Big Leaf Maple is a deep-rooted, deciduous tree whose claim to spectacularness comes in the form of having the largest leaves of any maple. Typically, Big Leaf Maple leaves run 6 to 12 inches in span, with exceptional leaves spanning 24 inches. In autumn green leaves turn a glorious golden-yellow, made even more striking against the deep-green backdrop of the evergreen conifers they typically share surroundings with. Inconspicuous, greenish-yellow, pendulous flowers appear in the early spring before leaves and the tree produces a fruit/seedpod that comes in the form of a paired, winged samara. Its fruit, seeds, and foliage are enjoyed by a wide array of wildlife.
The tree provides a habitat for the barred owl, as well as some other birds, and can often be host to other plants such as club moss and licorice fern. Big Leaf Maple can be tapped for its sap to be made into syrup but isn’t commonly used for this purpose. It is used for lumber for a myriad of purposes. Many Native communities use its bark for rope and basket making, the wood for art and tools, and the leaves for containers for cooking.
*Prefers partial sun, but tolerant of full sun and shade.
*Prefers moist, alluvial, well-drained soil.
*Suitable in small forest openings, as a pioneer plant in fire-restoration, and in riparian hardwood forests. When planted in urban or suburban settings it is important to note that it should be planted away from buildings or walkways as the roots spread and can crack concrete or grow into plumbing pipes.
*Typically, 50 to 65 feet in height. Max height 158 feet. Generally, as wide spanning as they are tall.

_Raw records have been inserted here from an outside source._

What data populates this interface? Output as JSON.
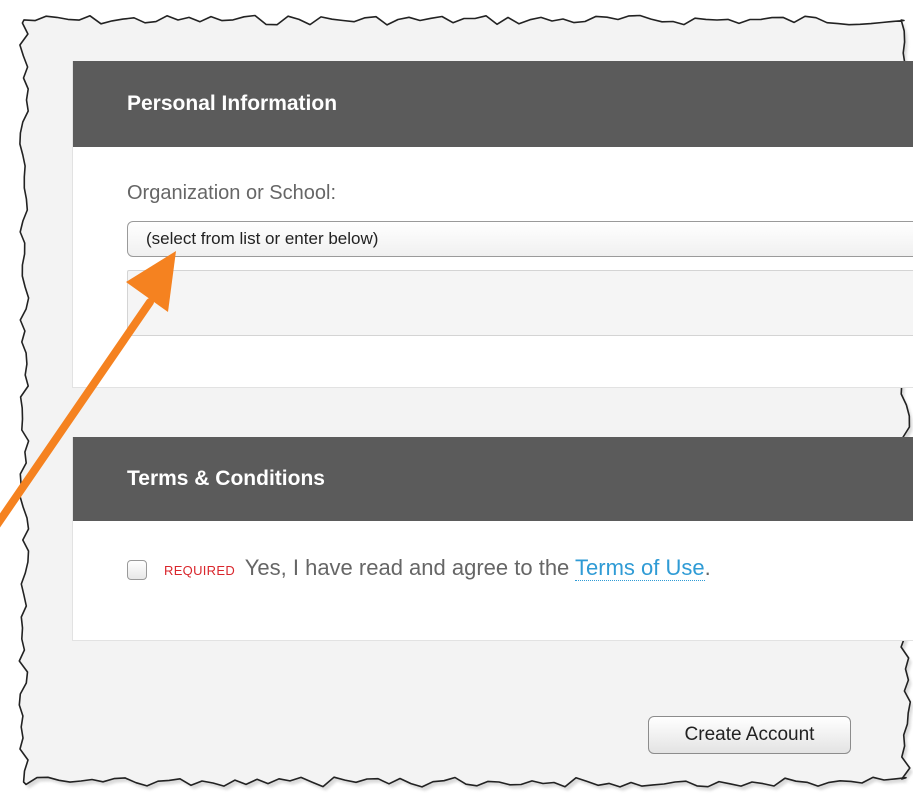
{
  "personal_section": {
    "title": "Personal Information",
    "organization_label": "Organization or School:",
    "organization_select_value": "(select from list or enter below)",
    "organization_input_value": ""
  },
  "terms_section": {
    "title": "Terms & Conditions",
    "required_tag": "REQUIRED",
    "agree_text": "Yes, I have read and agree to the ",
    "terms_link": "Terms of Use",
    "agree_suffix": ".",
    "checked": false
  },
  "actions": {
    "create_account_label": "Create Account"
  },
  "annotation": {
    "arrow_color": "#f58220",
    "arrow_icon": "annotation-arrow-icon"
  },
  "colors": {
    "section_header_bg": "#5b5b5b",
    "link": "#2f9bd5",
    "required": "#d9262c"
  }
}
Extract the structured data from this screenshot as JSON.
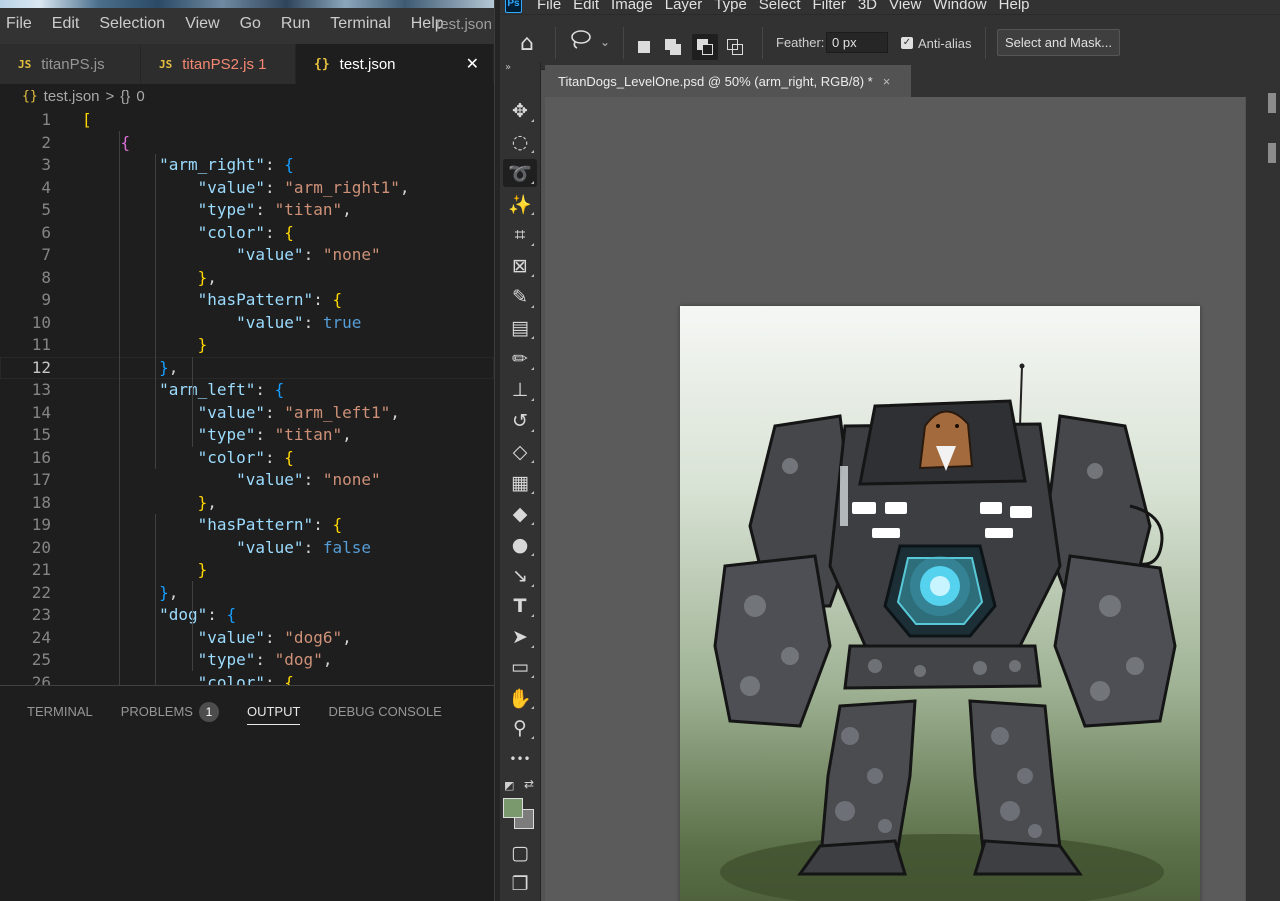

*Sold Bare Root
*Sold in bundles 5
č’uɫac *Lushootseed provided by the Puyallup Tribal Language Program.